The most predictable thing about South Antrim is its ability to change hands, as it has done at every Westminster election since 2000. That year saw Willie McCrea, formerly MP for Mid-Ulster, top the poll in the by-election caused by Clifford Forsyth’s death. Such a victory was short-lived with David Burnside ousting McCrea in 2001 and the DUP contender reclaiming it four years later.
McCrea enjoys a high profile given his long political career and stint as Stormont’s Agriculture Committee Chairman. However, his majority was the smallest gap between a DUP MP and UUP candidate.
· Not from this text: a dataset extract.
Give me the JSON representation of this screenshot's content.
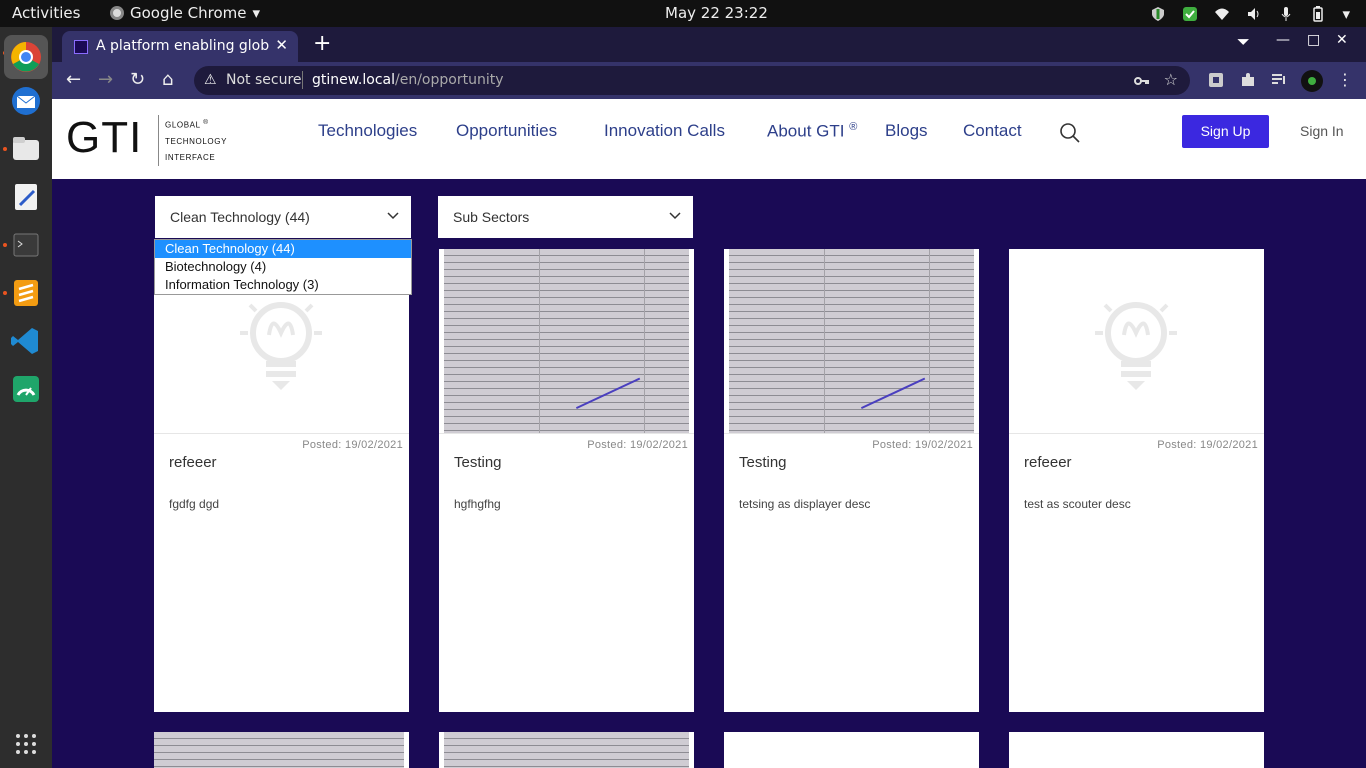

Adrian Cochrane-Watson was initially the UUP nominee but Sir Reg Empey was the New Force’s final choice.
Both main unionist parties saw their poll drop in 2007 – the DUP to 13,165 and the UUP down significantly at 7,825. There is clearly some distance to make up and the TUV’s Mel Lucas has entered the fray; he polled 2,840 votes for the DUP as an Assembly candidate and has started a highly personal anti-McCrea campaign. With UKUP votes added to Lucas, the potential hard-line support base rises to over 3,700.
Sinn Féin polled 6,313 first preferences in 2007, coming third. This major rise from 2005 could be accounted by a high profile new candidate, in Mitchel McLaughlin, who stands again, and support for the PSNI. Likewise, Alliance was boosted to 5,007 for David Ford; Alan Lawther is now running. The SDLP saw a steady decline, down to 4,247; Michelle Byrne is its candidate.
Some mainly unionist Newtownabbey and Ballymena wards are transferring from North Antrim, while Glenavy’s addition, from Lagan Valley, will bring in more nationalist voters.
|William McCrea (DUP)||14,507||38.2|
|David Burnside (UUP)||11,059||29.1|
|Noreen McClelland (SDLP)||4,706||12.4|
|Henry Cushinan (SF)||4,407||11.6|
|David Ford (Alliance)||3,278||8.6|